KNOXVILLE, Tennessee — After three days of talk — some enlightening, some mind-numbing, we took a day off to catch our breath and take stock of SEC Media Days 2013.
We decided one way — no, the only way — to fully understand the week was to put the coaches’ opening statements into artistic word clouds. Thus, the gallery above.
Other pertinent thoughts from the league’s kickoff event:
* ESPN’s influence was more apparent than ever before, and it’s increasingly difficult to differentiate the television network from the league itself.
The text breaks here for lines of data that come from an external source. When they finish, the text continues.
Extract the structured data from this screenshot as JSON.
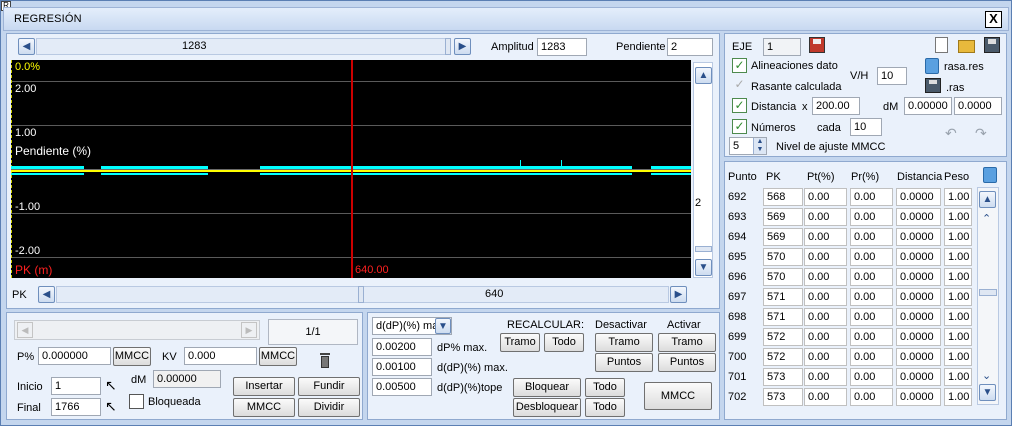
{
  "window": {
    "title": "REGRESIÓN",
    "close_label": "X",
    "sys_label": "R"
  },
  "top_scroll": {
    "value": "1283"
  },
  "amplitud": {
    "label": "Amplitud",
    "value": "1283"
  },
  "pendiente": {
    "label": "Pendiente",
    "value": "2"
  },
  "plot": {
    "y_labels": [
      "0.0%",
      "2.00",
      "1.00",
      "-1.00",
      "-2.00"
    ],
    "title": "Pendiente (%)",
    "xaxis_label": "PK (m)",
    "cursor_label": "640.00",
    "right_label": "2",
    "colors": {
      "background": "#000000",
      "cursor": "#cc0000",
      "line": "#ffff00",
      "segment": "#00ffff"
    }
  },
  "pk_bar": {
    "label": "PK",
    "value": "640"
  },
  "left_bottom": {
    "pager": "1/1",
    "p_label": "P%",
    "p_value": "0.000000",
    "mmcc1": "MMCC",
    "kv_label": "KV",
    "kv_value": "0.000",
    "mmcc2": "MMCC",
    "inicio_label": "Inicio",
    "inicio_value": "1",
    "final_label": "Final",
    "final_value": "1766",
    "dm_label": "dM",
    "dm_value": "0.00000",
    "bloqueada": "Bloqueada",
    "insertar": "Insertar",
    "fundir": "Fundir",
    "mmcc3": "MMCC",
    "dividir": "Dividir"
  },
  "mid_bottom": {
    "select_value": "d(dP)(%) max",
    "v1": "0.00200",
    "l1": "dP% max.",
    "v2": "0.00100",
    "l2": "d(dP)(%) max.",
    "v3": "0.00500",
    "l3": "d(dP)(%)tope",
    "recalcular": "RECALCULAR:",
    "desactivar": "Desactivar",
    "activar": "Activar",
    "tramo1": "Tramo",
    "todo1": "Todo",
    "tramo2": "Tramo",
    "tramo3": "Tramo",
    "puntos1": "Puntos",
    "puntos2": "Puntos",
    "bloquear": "Bloquear",
    "todo2": "Todo",
    "desbloquear": "Desbloquear",
    "todo3": "Todo",
    "mmcc": "MMCC"
  },
  "right_top": {
    "eje_label": "EJE",
    "eje_value": "1",
    "alineaciones": "Alineaciones dato",
    "rasante": "Rasante calculada",
    "vh_label": "V/H",
    "vh_value": "10",
    "rasa_res": "rasa.res",
    "ras": ".ras",
    "distancia": "Distancia",
    "x_label": "x",
    "dist_value": "200.00",
    "dm_label": "dM",
    "dm1": "0.00000",
    "dm2": "0.0000",
    "numeros": "Números",
    "cada_label": "cada",
    "cada_value": "10",
    "nivel_value": "5",
    "nivel_label": "Nivel de ajuste MMCC"
  },
  "table": {
    "headers": [
      "Punto",
      "PK",
      "Pt(%)",
      "Pr(%)",
      "Distancia",
      "Peso"
    ],
    "rows": [
      [
        "692",
        "568",
        "0.00",
        "0.00",
        "0.0000",
        "1.00"
      ],
      [
        "693",
        "569",
        "0.00",
        "0.00",
        "0.0000",
        "1.00"
      ],
      [
        "694",
        "569",
        "0.00",
        "0.00",
        "0.0000",
        "1.00"
      ],
      [
        "695",
        "570",
        "0.00",
        "0.00",
        "0.0000",
        "1.00"
      ],
      [
        "696",
        "570",
        "0.00",
        "0.00",
        "0.0000",
        "1.00"
      ],
      [
        "697",
        "571",
        "0.00",
        "0.00",
        "0.0000",
        "1.00"
      ],
      [
        "698",
        "571",
        "0.00",
        "0.00",
        "0.0000",
        "1.00"
      ],
      [
        "699",
        "572",
        "0.00",
        "0.00",
        "0.0000",
        "1.00"
      ],
      [
        "700",
        "572",
        "0.00",
        "0.00",
        "0.0000",
        "1.00"
      ],
      [
        "701",
        "573",
        "0.00",
        "0.00",
        "0.0000",
        "1.00"
      ],
      [
        "702",
        "573",
        "0.00",
        "0.00",
        "0.0000",
        "1.00"
      ]
    ]
  }
}
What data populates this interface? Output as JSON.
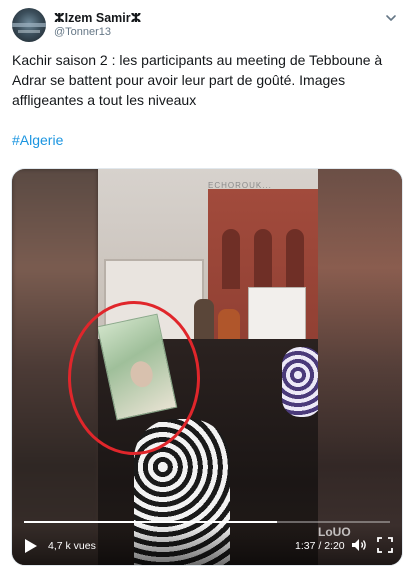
{
  "tweet": {
    "author_name": "ⵣIzem Samirⵣ",
    "author_handle": "@Tonner13",
    "text": "Kachir saison 2 : les participants au meeting de Tebboune à Adrar se battent pour avoir leur part de goûté. Images affligeantes a tout les niveaux",
    "hashtag": "#Algerie"
  },
  "video": {
    "views": "4,7 k vues",
    "time": "1:37 / 2:20",
    "progress": 0.69,
    "watermark": "ECHOROUK...",
    "corner_logo": "LoUO"
  },
  "colors": {
    "hashtag": "#1b95e0",
    "highlight_circle": "#e0262b"
  },
  "icons": [
    "chevron-down-icon",
    "play-icon",
    "volume-icon",
    "fullscreen-icon"
  ]
}
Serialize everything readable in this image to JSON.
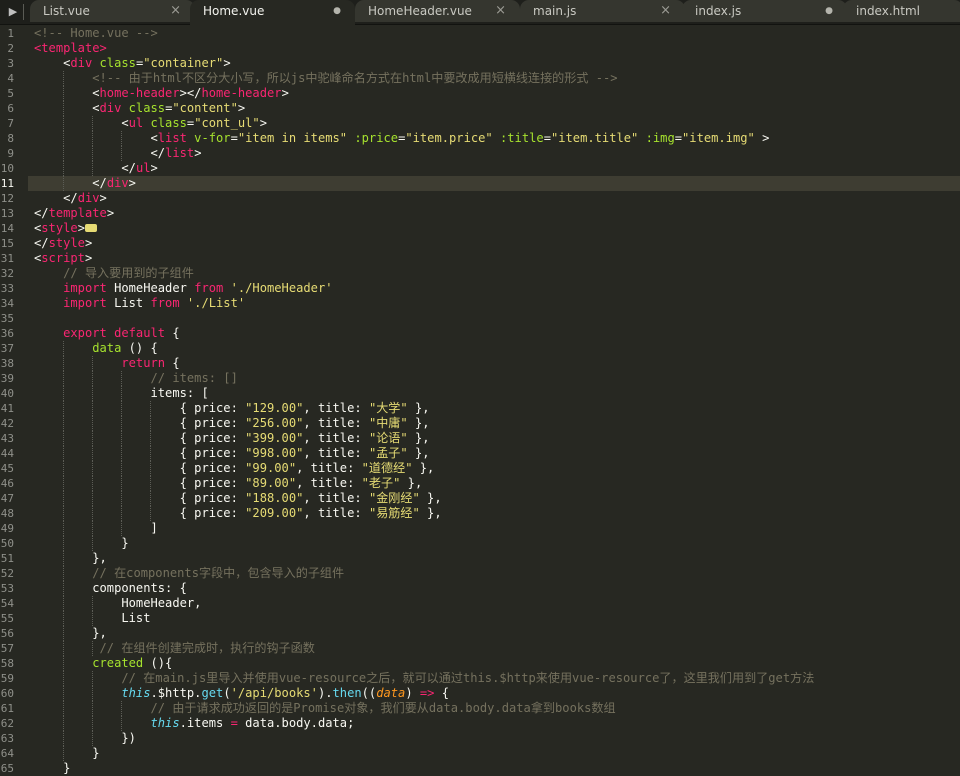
{
  "tabs": [
    {
      "label": "List.vue",
      "active": false,
      "marker": "close"
    },
    {
      "label": "Home.vue",
      "active": true,
      "marker": "dot"
    },
    {
      "label": "HomeHeader.vue",
      "active": false,
      "marker": "close"
    },
    {
      "label": "main.js",
      "active": false,
      "marker": "close"
    },
    {
      "label": "index.js",
      "active": false,
      "marker": "dot"
    },
    {
      "label": "index.html",
      "active": false,
      "marker": "none"
    }
  ],
  "tab_close_glyph": "×",
  "tab_dot_glyph": "●",
  "tabbar_arrow_icon": "play-arrow-icon",
  "current_line": "11",
  "line_numbers": [
    "1",
    "2",
    "3",
    "4",
    "5",
    "6",
    "7",
    "8",
    "9",
    "10",
    "11",
    "12",
    "13",
    "14",
    "15",
    "31",
    "32",
    "33",
    "34",
    "35",
    "36",
    "37",
    "38",
    "39",
    "40",
    "41",
    "42",
    "43",
    "44",
    "45",
    "46",
    "47",
    "48",
    "49",
    "50",
    "51",
    "52",
    "53",
    "54",
    "55",
    "56",
    "57",
    "58",
    "59",
    "60",
    "61",
    "62",
    "63",
    "64",
    "65"
  ],
  "code": [
    [
      [
        "cmt",
        "<!-- Home.vue -->"
      ]
    ],
    [
      [
        "tag",
        "<template>"
      ]
    ],
    [
      [
        "",
        "    <"
      ],
      [
        "tag",
        "div"
      ],
      [
        "att",
        " class"
      ],
      [
        "",
        "="
      ],
      [
        "str",
        "\"container\""
      ],
      [
        "",
        ">"
      ]
    ],
    [
      [
        "",
        "        "
      ],
      [
        "cmt",
        "<!-- 由于html不区分大小写，所以js中驼峰命名方式在html中要改成用短横线连接的形式 -->"
      ]
    ],
    [
      [
        "",
        "        <"
      ],
      [
        "tag",
        "home-header"
      ],
      [
        "",
        "></"
      ],
      [
        "tag",
        "home-header"
      ],
      [
        "",
        ">"
      ]
    ],
    [
      [
        "",
        "        <"
      ],
      [
        "tag",
        "div"
      ],
      [
        "att",
        " class"
      ],
      [
        "",
        "="
      ],
      [
        "str",
        "\"content\""
      ],
      [
        "",
        ">"
      ]
    ],
    [
      [
        "",
        "            <"
      ],
      [
        "tag",
        "ul"
      ],
      [
        "att",
        " class"
      ],
      [
        "",
        "="
      ],
      [
        "str",
        "\"cont_ul\""
      ],
      [
        "",
        ">"
      ]
    ],
    [
      [
        "",
        "                <"
      ],
      [
        "tag",
        "list"
      ],
      [
        "att",
        " v-for"
      ],
      [
        "",
        "="
      ],
      [
        "str",
        "\"item in items\""
      ],
      [
        "att",
        " :price"
      ],
      [
        "",
        "="
      ],
      [
        "str",
        "\"item.price\""
      ],
      [
        "att",
        " :title"
      ],
      [
        "",
        "="
      ],
      [
        "str",
        "\"item.title\""
      ],
      [
        "att",
        " :img"
      ],
      [
        "",
        "="
      ],
      [
        "str",
        "\"item.img\""
      ],
      [
        "",
        " >"
      ]
    ],
    [
      [
        "",
        "                </"
      ],
      [
        "tag",
        "list"
      ],
      [
        "",
        ">"
      ]
    ],
    [
      [
        "",
        "            </"
      ],
      [
        "tag",
        "ul"
      ],
      [
        "",
        ">"
      ]
    ],
    [
      [
        "",
        "        </"
      ],
      [
        "tag",
        "div"
      ],
      [
        "",
        ">"
      ]
    ],
    [
      [
        "",
        "    </"
      ],
      [
        "tag",
        "div"
      ],
      [
        "",
        ">"
      ]
    ],
    [
      [
        "",
        "</"
      ],
      [
        "tag",
        "template"
      ],
      [
        "",
        ">"
      ]
    ],
    [
      [
        "",
        "<"
      ],
      [
        "tag",
        "style"
      ],
      [
        "",
        ">"
      ],
      [
        "fold",
        ""
      ]
    ],
    [
      [
        "",
        "</"
      ],
      [
        "tag",
        "style"
      ],
      [
        "",
        ">"
      ]
    ],
    [
      [
        "",
        "<"
      ],
      [
        "tag",
        "script"
      ],
      [
        "",
        ">"
      ]
    ],
    [
      [
        "",
        "    "
      ],
      [
        "cmt",
        "// 导入要用到的子组件"
      ]
    ],
    [
      [
        "",
        "    "
      ],
      [
        "kw",
        "import"
      ],
      [
        "",
        " HomeHeader "
      ],
      [
        "kw",
        "from"
      ],
      [
        "",
        " "
      ],
      [
        "str",
        "'./HomeHeader'"
      ]
    ],
    [
      [
        "",
        "    "
      ],
      [
        "kw",
        "import"
      ],
      [
        "",
        " List "
      ],
      [
        "kw",
        "from"
      ],
      [
        "",
        " "
      ],
      [
        "str",
        "'./List'"
      ]
    ],
    [
      [
        "",
        ""
      ]
    ],
    [
      [
        "",
        "    "
      ],
      [
        "kw",
        "export"
      ],
      [
        "",
        " "
      ],
      [
        "kw",
        "default"
      ],
      [
        "",
        " {"
      ]
    ],
    [
      [
        "",
        "        "
      ],
      [
        "att",
        "data"
      ],
      [
        "",
        " () {"
      ]
    ],
    [
      [
        "",
        "            "
      ],
      [
        "kw",
        "return"
      ],
      [
        "",
        " {"
      ]
    ],
    [
      [
        "",
        "                "
      ],
      [
        "cmt",
        "// items: []"
      ]
    ],
    [
      [
        "",
        "                items: ["
      ]
    ],
    [
      [
        "",
        "                    { price: "
      ],
      [
        "str",
        "\"129.00\""
      ],
      [
        "",
        ", title: "
      ],
      [
        "str",
        "\"大学\""
      ],
      [
        "",
        " },"
      ]
    ],
    [
      [
        "",
        "                    { price: "
      ],
      [
        "str",
        "\"256.00\""
      ],
      [
        "",
        ", title: "
      ],
      [
        "str",
        "\"中庸\""
      ],
      [
        "",
        " },"
      ]
    ],
    [
      [
        "",
        "                    { price: "
      ],
      [
        "str",
        "\"399.00\""
      ],
      [
        "",
        ", title: "
      ],
      [
        "str",
        "\"论语\""
      ],
      [
        "",
        " },"
      ]
    ],
    [
      [
        "",
        "                    { price: "
      ],
      [
        "str",
        "\"998.00\""
      ],
      [
        "",
        ", title: "
      ],
      [
        "str",
        "\"孟子\""
      ],
      [
        "",
        " },"
      ]
    ],
    [
      [
        "",
        "                    { price: "
      ],
      [
        "str",
        "\"99.00\""
      ],
      [
        "",
        ", title: "
      ],
      [
        "str",
        "\"道德经\""
      ],
      [
        "",
        " },"
      ]
    ],
    [
      [
        "",
        "                    { price: "
      ],
      [
        "str",
        "\"89.00\""
      ],
      [
        "",
        ", title: "
      ],
      [
        "str",
        "\"老子\""
      ],
      [
        "",
        " },"
      ]
    ],
    [
      [
        "",
        "                    { price: "
      ],
      [
        "str",
        "\"188.00\""
      ],
      [
        "",
        ", title: "
      ],
      [
        "str",
        "\"金刚经\""
      ],
      [
        "",
        " },"
      ]
    ],
    [
      [
        "",
        "                    { price: "
      ],
      [
        "str",
        "\"209.00\""
      ],
      [
        "",
        ", title: "
      ],
      [
        "str",
        "\"易筋经\""
      ],
      [
        "",
        " },"
      ]
    ],
    [
      [
        "",
        "                ]"
      ]
    ],
    [
      [
        "",
        "            }"
      ]
    ],
    [
      [
        "",
        "        },"
      ]
    ],
    [
      [
        "",
        "        "
      ],
      [
        "cmt",
        "// 在components字段中，包含导入的子组件"
      ]
    ],
    [
      [
        "",
        "        components: {"
      ]
    ],
    [
      [
        "",
        "            HomeHeader,"
      ]
    ],
    [
      [
        "",
        "            List"
      ]
    ],
    [
      [
        "",
        "        },"
      ]
    ],
    [
      [
        "",
        "         "
      ],
      [
        "cmt",
        "// 在组件创建完成时，执行的钩子函数"
      ]
    ],
    [
      [
        "",
        "        "
      ],
      [
        "att",
        "created"
      ],
      [
        "",
        " (){"
      ]
    ],
    [
      [
        "",
        "            "
      ],
      [
        "cmt",
        "// 在main.js里导入并使用vue-resource之后，就可以通过this.$http来使用vue-resource了，这里我们用到了get方法"
      ]
    ],
    [
      [
        "",
        "            "
      ],
      [
        "sf",
        "this"
      ],
      [
        "",
        ".$http."
      ],
      [
        "fn",
        "get"
      ],
      [
        "",
        "("
      ],
      [
        "str",
        "'/api/books'"
      ],
      [
        "",
        ")."
      ],
      [
        "fn",
        "then"
      ],
      [
        "",
        "(("
      ],
      [
        "it",
        "data"
      ],
      [
        "",
        ") "
      ],
      [
        "kw",
        "=>"
      ],
      [
        "",
        " {"
      ]
    ],
    [
      [
        "",
        "                "
      ],
      [
        "cmt",
        "// 由于请求成功返回的是Promise对象，我们要从data.body.data拿到books数组"
      ]
    ],
    [
      [
        "",
        "                "
      ],
      [
        "sf",
        "this"
      ],
      [
        "",
        ".items "
      ],
      [
        "kw",
        "="
      ],
      [
        "",
        " data.body.data;"
      ]
    ],
    [
      [
        "",
        "            })"
      ]
    ],
    [
      [
        "",
        "        }"
      ]
    ],
    [
      [
        "",
        "    }"
      ]
    ]
  ]
}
That is, the two organizations are so intertwined financially that it’s impossible to separate the interests of one from the interests of the other.
There’s no point in shouting into the wind on this issue, and the practical impact of the partnership will probably create a lot of TV programming that you — and I — will enjoy.
But there were some annoyances this week, some indications that the rest of us were just props in the three-ring circus that the network was orchestrating.
The most jarring example came during one of the sessions in the main media room. Steve Shaw, the SEC’s coordinator of football officials, was giving a presentation on rules changes when there was a loud voice from the side of the auditorium.
An ESPN personality — I won’t name him, because he was almost certainly acting at the behest of a producer — was conducting a live stand-up.
Yes, it was annoying, but at a more basic level, it was simply inconsiderate to the person speaking and the people attempting to listen to him.
The way this is usually handled — at SEC Media Days and elsewhere — is someone asking the offending person to take his loud conversation elsewhere.
But this was ESPN. This was their show, and if they must inconvenience the rest of us so that they get a compelling backdrop, so be it.
* The media predictions for this season weren’t surprising and, as usual, were on track with the preseason consensus.
But I thought it was interesting to note how voters grouped the league. There were six upper-tier teams — three in each division — and a large gap before the next eight teams.